Eu sunt de Calfornia.
Sou da California.
Tha mi à California.
Ek kom uit Kalifornia.

I am not trying to be a smart-ass; I was just trying to see how many languages I can say this in.
Ash   Tuesday, December 02, 2003, 06:43 GMT
Dam your good!I wish I could speak more languanges. I only know a bit of french and very little spanish both of witch I took in highschool.I've never had the opportunity to take more because school never offered more. Thats pretty cool you know so many.
Clark   Tuesday, December 02, 2003, 06:49 GMT
I hope that I did not mislead you. I can only speak English fluently, and then I can hold a conversation in French, Spanish and German. And then the rest of the languages I can only say a couple of things in.

D'ou viens-tu ? Des Etats-Unis, non ?
Guilhem   Tuesday, December 02, 2003, 07:02 GMT
Very impressive, Clark.

I will teach you to say it in Occitan: "Soi de California"

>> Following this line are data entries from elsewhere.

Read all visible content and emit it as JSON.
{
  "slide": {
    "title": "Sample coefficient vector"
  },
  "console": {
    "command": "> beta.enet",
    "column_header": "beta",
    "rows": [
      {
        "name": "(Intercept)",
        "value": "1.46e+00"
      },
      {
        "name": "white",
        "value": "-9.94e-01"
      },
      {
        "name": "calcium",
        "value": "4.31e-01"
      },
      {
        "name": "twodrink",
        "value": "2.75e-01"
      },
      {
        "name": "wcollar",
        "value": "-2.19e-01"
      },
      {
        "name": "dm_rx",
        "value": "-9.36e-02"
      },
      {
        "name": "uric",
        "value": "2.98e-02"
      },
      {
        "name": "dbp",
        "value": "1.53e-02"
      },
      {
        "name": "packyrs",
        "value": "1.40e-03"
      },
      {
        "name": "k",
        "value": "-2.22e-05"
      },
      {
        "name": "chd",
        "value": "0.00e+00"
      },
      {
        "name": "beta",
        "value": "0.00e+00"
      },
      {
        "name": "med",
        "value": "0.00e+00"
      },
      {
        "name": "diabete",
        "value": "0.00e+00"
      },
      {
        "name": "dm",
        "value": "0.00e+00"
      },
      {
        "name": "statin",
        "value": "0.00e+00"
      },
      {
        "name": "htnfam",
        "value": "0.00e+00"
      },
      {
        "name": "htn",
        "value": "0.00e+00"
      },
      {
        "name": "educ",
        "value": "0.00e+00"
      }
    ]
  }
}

It is not very different from Spanish, n'est-ce pas?
Ash   Tuesday, December 02, 2003, 07:26 GMT
Oui! Je suis american. theres too any grammer rules and vocabulary that I've forgotten. it's sad that after only two years I'm starting to forget. I wish I could take it in college but the campus I go to dosn't offer it. The amount of foriegn language taught in the states is pitifull. I used to be able to speak french very well but I've forgoten too many verb tenses, like the rules for comditional.
Ryan   Tuesday, December 02, 2003, 07:49 GMT
The ae sound like in the word "cat" is very nasal in the northern midwest of the United States. East Coast accents have the nasal "raised ae" sound in front of certain consonants, but not others. In places like Michigan and Chicago, the "ae" sound is always raised no matter what letter it is before. I never notice nasality in British accents because my own accent is much more nasal than any British accent.
Alice   Wednesday, December 03, 2003, 04:54 GMT
There are alot of nasal american accents, but there are some that aren't. So-called "unaccented" american english is not generally nasal, but sometimes the nasality of a person's speech has as much to do with thier phisiology as their origin, I've known people within the same family to speak with vastly varying degrees of nasality. In general, overly nasal accents don't appeal to me.
Clark   Wednesday, December 03, 2003, 06:25 GMT
Guihlem, est-ce qu'on prononce "oi" comme en le français ou comme en l'espagnol ?

Ash, alors, tu es américainE (aven un "e") ! Ou peut-etre, tu es un homme ? Je croyais que tu es une femme avec le nom "Ash." C'est court pour "Ashley", non ?
Guilhem   Wednesday, December 03, 2003, 08:53 GMT
Clark, in Occitan, the letter 'o' is pronounced [u] like in French 'tout' or Spanish 'luna'. So 'oi' is pronounced [uy] as in French 'rouille'.

Also final 'a' is pronounced [o] as in French 'bon'. So when you say, 'Soi de California' it would sound like 'Suy de Califurnio'.